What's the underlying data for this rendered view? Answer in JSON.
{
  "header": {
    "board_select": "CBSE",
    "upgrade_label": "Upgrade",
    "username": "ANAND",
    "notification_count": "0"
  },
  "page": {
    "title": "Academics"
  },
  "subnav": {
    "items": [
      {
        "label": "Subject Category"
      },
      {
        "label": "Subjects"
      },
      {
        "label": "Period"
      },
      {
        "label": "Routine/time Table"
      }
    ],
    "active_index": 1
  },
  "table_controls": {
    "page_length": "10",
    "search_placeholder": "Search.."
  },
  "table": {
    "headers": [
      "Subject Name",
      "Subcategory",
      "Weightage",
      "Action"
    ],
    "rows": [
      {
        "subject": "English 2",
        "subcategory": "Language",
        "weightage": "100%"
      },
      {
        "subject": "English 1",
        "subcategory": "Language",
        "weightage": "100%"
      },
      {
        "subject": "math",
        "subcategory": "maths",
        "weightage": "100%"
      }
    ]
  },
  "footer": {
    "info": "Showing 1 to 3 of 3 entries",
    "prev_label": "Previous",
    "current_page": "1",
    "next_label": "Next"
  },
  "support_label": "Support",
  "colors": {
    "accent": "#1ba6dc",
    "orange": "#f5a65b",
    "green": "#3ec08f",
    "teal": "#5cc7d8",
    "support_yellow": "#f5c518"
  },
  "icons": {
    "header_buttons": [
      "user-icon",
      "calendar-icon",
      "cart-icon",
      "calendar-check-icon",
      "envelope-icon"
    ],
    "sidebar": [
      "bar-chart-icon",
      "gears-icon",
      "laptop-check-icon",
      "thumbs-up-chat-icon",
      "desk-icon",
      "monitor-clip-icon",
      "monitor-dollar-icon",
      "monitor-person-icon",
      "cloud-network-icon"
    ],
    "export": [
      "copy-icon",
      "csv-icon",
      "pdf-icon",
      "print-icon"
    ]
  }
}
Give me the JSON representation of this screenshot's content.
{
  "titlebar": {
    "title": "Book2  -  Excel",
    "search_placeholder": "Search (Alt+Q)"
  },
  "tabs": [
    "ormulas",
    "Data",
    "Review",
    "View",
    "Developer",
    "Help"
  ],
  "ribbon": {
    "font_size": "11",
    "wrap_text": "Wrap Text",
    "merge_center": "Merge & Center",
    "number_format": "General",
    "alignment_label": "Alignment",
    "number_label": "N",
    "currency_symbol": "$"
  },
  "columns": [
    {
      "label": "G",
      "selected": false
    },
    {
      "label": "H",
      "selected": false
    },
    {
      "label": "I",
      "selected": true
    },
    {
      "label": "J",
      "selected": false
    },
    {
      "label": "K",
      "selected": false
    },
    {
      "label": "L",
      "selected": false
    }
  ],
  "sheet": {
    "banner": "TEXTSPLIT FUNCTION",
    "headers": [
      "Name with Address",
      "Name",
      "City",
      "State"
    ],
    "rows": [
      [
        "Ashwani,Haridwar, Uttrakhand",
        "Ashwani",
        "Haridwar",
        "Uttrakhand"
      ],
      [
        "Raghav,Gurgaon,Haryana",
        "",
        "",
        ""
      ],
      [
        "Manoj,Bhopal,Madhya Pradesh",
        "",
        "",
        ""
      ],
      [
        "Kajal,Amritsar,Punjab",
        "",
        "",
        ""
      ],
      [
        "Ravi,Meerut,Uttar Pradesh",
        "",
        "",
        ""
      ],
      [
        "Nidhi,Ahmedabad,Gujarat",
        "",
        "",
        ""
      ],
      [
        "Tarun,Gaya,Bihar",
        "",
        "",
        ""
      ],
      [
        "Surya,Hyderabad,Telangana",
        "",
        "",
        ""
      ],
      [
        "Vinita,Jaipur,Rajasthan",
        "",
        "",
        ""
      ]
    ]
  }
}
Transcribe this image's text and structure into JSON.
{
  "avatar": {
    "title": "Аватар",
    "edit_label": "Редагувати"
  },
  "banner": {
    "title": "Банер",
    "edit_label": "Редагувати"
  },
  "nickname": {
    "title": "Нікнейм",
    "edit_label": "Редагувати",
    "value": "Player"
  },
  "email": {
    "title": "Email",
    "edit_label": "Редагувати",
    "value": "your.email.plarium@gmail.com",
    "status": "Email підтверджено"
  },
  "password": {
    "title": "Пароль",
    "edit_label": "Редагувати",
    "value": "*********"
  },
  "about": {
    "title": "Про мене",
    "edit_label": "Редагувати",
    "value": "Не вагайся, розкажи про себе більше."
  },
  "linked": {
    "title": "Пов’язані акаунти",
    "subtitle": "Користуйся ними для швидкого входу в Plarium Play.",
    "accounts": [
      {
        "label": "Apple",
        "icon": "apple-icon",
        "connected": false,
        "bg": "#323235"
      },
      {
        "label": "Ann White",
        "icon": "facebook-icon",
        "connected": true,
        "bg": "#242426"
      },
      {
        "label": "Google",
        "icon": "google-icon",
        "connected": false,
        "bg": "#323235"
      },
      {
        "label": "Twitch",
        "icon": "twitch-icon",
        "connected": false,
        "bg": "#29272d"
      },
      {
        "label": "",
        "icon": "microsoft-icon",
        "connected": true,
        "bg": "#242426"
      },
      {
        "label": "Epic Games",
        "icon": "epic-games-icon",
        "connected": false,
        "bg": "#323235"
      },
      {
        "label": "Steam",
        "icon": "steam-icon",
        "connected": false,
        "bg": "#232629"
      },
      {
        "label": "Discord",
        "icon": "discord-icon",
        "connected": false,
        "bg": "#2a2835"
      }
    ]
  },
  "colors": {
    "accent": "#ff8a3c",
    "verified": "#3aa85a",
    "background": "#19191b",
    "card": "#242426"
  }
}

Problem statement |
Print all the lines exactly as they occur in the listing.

Exercise output |
What's the underlying data for this rendered view? Answer in JSON.
{
  "header": {
    "board_select": "CBSE",
    "upgrade_label": "Upgrade",
    "username": "ANAND",
    "notification_count": "0"
  },
  "page": {
    "title": "Academics"
  },
  "subnav": {
    "items": [
      {
        "label": "Subject Category"
      },
      {
        "label": "Subjects"
      },
      {
        "label": "Period"
      },
      {
        "label": "Routine/time Table"
      }
    ],
    "active_index": 1
  },
  "table_controls": {
    "page_length": "10",
    "search_placeholder": "Search.."
  },
  "table": {
    "headers": [
      "Subject Name",
      "Subcategory",
      "Weightage",
      "Action"
    ],
    "rows": [
      {
        "subject": "English 2",
        "subcategory": "Language",
        "weightage": "100%"
      },
      {
        "subject": "English 1",
        "subcategory": "Language",
        "weightage": "100%"
      },
      {
        "subject": "math",
        "subcategory": "maths",
        "weightage": "100%"
      }
    ]
  },
  "footer": {
    "info": "Showing 1 to 3 of 3 entries",
    "prev_label": "Previous",
    "current_page": "1",
    "next_label": "Next"
  },
  "support_label": "Support",
  "colors": {
    "accent": "#1ba6dc",
    "orange": "#f5a65b",
    "green": "#3ec08f",
    "teal": "#5cc7d8",
    "support_yellow": "#f5c518"
  },
  "icons": {
    "header_buttons": [
      "user-icon",
      "calendar-icon",
      "cart-icon",
      "calendar-check-icon",
      "envelope-icon"
    ],
    "sidebar": [
      "bar-chart-icon",
      "gears-icon",
      "laptop-check-icon",
      "thumbs-up-chat-icon",
      "desk-icon",
      "monitor-clip-icon",
      "monitor-dollar-icon",
      "monitor-person-icon",
      "cloud-network-icon"
    ],
    "export": [
      "copy-icon",
      "csv-icon",
      "pdf-icon",
      "print-icon"
    ]
  }
}
Give me the JSON representation of this screenshot's content.
{
  "titlebar": {
    "title": "Book2  -  Excel",
    "search_placeholder": "Search (Alt+Q)"
  },
  "tabs": [
    "ormulas",
    "Data",
    "Review",
    "View",
    "Developer",
    "Help"
  ],
  "ribbon": {
    "font_size": "11",
    "wrap_text": "Wrap Text",
    "merge_center": "Merge & Center",
    "number_format": "General",
    "alignment_label": "Alignment",
    "number_label": "N",
    "currency_symbol": "$"
  },
  "columns": [
    {
      "label": "G",
      "selected": false
    },
    {
      "label": "H",
      "selected": false
    },
    {
      "label": "I",
      "selected": true
    },
    {
      "label": "J",
      "selected": false
    },
    {
      "label": "K",
      "selected": false
    },
    {
      "label": "L",
      "selected": false
    }
  ],
  "sheet": {
    "banner": "TEXTSPLIT FUNCTION",
    "headers": [
      "Name with Address",
      "Name",
      "City",
      "State"
    ],
    "rows": [
      [
        "Ashwani,Haridwar, Uttrakhand",
        "Ashwani",
        "Haridwar",
        "Uttrakhand"
      ],
      [
        "Raghav,Gurgaon,Haryana",
        "",
        "",
        ""
      ],
      [
        "Manoj,Bhopal,Madhya Pradesh",
        "",
        "",
        ""
      ],
      [
        "Kajal,Amritsar,Punjab",
        "",
        "",
        ""
      ],
      [
        "Ravi,Meerut,Uttar Pradesh",
        "",
        "",
        ""
      ],
      [
        "Nidhi,Ahmedabad,Gujarat",
        "",
        "",
        ""
      ],
      [
        "Tarun,Gaya,Bihar",
        "",
        "",
        ""
      ],
      [
        "Surya,Hyderabad,Telangana",
        "",
        "",
        ""
      ],
      [
        "Vinita,Jaipur,Rajasthan",
        "",
        "",
        ""
      ]
    ]
  }
}
Transcribe this image's text and structure into JSON.
{
  "avatar": {
    "title": "Аватар",
    "edit_label": "Редагувати"
  },
  "banner": {
    "title": "Банер",
    "edit_label": "Редагувати"
  },
  "nickname": {
    "title": "Нікнейм",
    "edit_label": "Редагувати",
    "value": "Player"
  },
  "email": {
    "title": "Email",
    "edit_label": "Редагувати",
    "value": "your.email.plarium@gmail.com",
    "status": "Email підтверджено"
  },
  "password": {
    "title": "Пароль",
    "edit_label": "Редагувати",
    "value": "*********"
  },
  "about": {
    "title": "Про мене",
    "edit_label": "Редагувати",
    "value": "Не вагайся, розкажи про себе більше."
  },
  "linked": {
    "title": "Пов’язані акаунти",
    "subtitle": "Користуйся ними для швидкого входу в Plarium Play.",
    "accounts": [
      {
        "label": "Apple",
        "icon": "apple-icon",
        "connected": false,
        "bg": "#323235"
      },
      {
        "label": "Ann White",
        "icon": "facebook-icon",
        "connected": true,
        "bg": "#242426"
      },
      {
        "label": "Google",
        "icon": "google-icon",
        "connected": false,
        "bg": "#323235"
      },
      {
        "label": "Twitch",
        "icon": "twitch-icon",
        "connected": false,
        "bg": "#29272d"
      },
      {
        "label": "",
        "icon": "microsoft-icon",
        "connected": true,
        "bg": "#242426"
      },
      {
        "label": "Epic Games",
        "icon": "epic-games-icon",
        "connected": false,
        "bg": "#323235"
      },
      {
        "label": "Steam",
        "icon": "steam-icon",
        "connected": false,
        "bg": "#232629"
      },
      {
        "label": "Discord",
        "icon": "discord-icon",
        "connected": false,
        "bg": "#2a2835"
      }
    ]
  },
  "colors": {
    "accent": "#ff8a3c",
    "verified": "#3aa85a",
    "background": "#19191b",
    "card": "#242426"
  }
}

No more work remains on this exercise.